Sports fans have been digging out from an avalanche of troubling news this summer. We have Barry Bondsí questionable home-run record, an NBA gambling scandal involving a referee, charges that NFL quarterback Michael Vick was involved in illegal dogfighting and the continuing international soap opera concerning Tour de France doping scandals.

So Mondayís start of practice for high school football season arrived just in time. Itís not that the high school version of athletics is the totally pure form; the Texas Legislature has passed legislation that will guard against steroid use by players, for example, and other concerns seem to arise each year. For the most part, however, those appear to be isolated situations. And at least the players are participating for the love of the game, for self-improvement and to represent their schools and communities.

Itís later, when the addictive lure of big money and glory become factors, especially at the professional level, that the most serious problems arise.

In sports, success is always defined first by the numbers on a scoreboard and the win-loss statistic at the end of the season, But at the high school level, other considerations are just as important, or at least they should be. Teenage athletes are learning to be become good citizens as well as good players, and the work-ethic they develop and the lessons in teamwork they receive will serve them well in whatever endeavors they pursue as adults. Along the way, a few of them will move on to college and even professional careers in sports, and the vast majority of them will possess the type of character and self-worth that will help them steer clear of the temptations to violate rules of the games they play or laws of the state where they live.

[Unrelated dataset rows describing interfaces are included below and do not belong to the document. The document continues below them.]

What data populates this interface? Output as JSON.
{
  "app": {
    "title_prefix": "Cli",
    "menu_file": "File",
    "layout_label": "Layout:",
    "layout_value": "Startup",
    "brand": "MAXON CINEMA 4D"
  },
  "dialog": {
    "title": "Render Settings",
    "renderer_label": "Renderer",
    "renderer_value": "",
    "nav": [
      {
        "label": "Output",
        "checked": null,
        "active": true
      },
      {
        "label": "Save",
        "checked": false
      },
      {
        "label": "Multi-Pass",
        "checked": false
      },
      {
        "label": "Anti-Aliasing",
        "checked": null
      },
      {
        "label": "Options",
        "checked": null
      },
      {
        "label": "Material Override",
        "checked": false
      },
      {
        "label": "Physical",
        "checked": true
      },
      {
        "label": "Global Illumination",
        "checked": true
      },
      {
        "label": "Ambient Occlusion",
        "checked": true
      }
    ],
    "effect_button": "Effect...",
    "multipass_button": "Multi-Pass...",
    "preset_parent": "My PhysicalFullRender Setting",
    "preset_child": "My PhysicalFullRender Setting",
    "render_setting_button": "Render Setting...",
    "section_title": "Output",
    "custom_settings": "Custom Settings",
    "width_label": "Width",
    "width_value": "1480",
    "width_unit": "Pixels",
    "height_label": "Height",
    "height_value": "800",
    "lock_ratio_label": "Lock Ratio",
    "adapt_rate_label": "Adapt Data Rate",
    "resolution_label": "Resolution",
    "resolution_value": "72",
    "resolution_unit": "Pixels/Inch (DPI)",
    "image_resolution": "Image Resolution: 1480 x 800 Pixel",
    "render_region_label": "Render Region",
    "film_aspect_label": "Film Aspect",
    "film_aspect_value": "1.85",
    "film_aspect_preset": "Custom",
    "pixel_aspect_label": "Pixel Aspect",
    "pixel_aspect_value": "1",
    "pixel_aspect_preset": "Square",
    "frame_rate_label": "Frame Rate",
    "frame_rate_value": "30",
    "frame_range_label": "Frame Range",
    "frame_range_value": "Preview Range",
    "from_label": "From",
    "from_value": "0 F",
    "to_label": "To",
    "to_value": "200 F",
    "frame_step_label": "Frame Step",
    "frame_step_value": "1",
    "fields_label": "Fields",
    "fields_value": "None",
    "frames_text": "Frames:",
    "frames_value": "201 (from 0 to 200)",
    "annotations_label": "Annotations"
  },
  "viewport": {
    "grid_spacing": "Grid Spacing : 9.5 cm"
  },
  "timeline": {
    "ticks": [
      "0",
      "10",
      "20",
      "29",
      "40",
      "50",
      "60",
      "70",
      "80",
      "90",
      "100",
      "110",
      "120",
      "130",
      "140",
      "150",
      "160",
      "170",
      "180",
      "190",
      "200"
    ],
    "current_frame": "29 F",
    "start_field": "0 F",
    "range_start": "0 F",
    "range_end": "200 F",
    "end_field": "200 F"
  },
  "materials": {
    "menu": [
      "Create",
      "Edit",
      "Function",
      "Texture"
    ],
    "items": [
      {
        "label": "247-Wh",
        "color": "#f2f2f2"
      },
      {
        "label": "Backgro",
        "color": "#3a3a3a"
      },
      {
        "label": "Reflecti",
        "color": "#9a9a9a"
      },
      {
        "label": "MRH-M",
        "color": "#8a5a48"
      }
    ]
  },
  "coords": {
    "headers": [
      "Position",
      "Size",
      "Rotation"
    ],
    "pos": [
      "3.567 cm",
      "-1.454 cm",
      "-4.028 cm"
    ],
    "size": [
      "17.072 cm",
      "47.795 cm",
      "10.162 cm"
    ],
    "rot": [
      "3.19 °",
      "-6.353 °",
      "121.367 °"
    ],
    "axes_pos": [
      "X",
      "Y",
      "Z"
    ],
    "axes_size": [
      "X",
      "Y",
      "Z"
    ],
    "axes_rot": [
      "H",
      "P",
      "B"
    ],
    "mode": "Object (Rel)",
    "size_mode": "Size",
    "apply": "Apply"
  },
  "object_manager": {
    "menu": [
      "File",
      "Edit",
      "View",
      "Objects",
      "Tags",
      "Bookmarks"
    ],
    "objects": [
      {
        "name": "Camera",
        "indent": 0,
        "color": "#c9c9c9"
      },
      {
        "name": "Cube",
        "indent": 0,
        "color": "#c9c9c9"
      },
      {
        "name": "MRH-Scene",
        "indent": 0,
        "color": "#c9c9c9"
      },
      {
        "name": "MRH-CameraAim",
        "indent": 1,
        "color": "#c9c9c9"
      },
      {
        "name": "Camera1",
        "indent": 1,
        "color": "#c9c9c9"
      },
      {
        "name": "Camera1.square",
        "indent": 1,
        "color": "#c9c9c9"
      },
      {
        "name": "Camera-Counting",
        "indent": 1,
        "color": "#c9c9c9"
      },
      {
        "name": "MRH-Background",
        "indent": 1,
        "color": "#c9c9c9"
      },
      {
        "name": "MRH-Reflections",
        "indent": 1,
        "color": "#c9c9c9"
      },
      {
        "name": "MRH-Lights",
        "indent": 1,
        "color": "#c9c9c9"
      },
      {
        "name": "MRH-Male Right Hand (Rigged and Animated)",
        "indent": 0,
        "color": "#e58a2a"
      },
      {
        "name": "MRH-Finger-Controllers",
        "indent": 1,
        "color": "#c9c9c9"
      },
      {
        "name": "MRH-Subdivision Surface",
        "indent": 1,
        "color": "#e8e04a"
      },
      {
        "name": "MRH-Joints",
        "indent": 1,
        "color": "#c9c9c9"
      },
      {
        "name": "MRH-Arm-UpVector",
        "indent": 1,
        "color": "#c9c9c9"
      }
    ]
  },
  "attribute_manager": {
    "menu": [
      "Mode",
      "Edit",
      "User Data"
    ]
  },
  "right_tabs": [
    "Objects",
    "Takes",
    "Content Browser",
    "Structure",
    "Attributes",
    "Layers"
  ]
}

Itís more than just Xís and Oís for our high school players, and the importance of their experience has never been more crucial. That may not be the reason why the fans will pack the stands in a little more than three weeks when the season gets under way, but itís certainly the more enduring purpose.

Brownwood Bulletin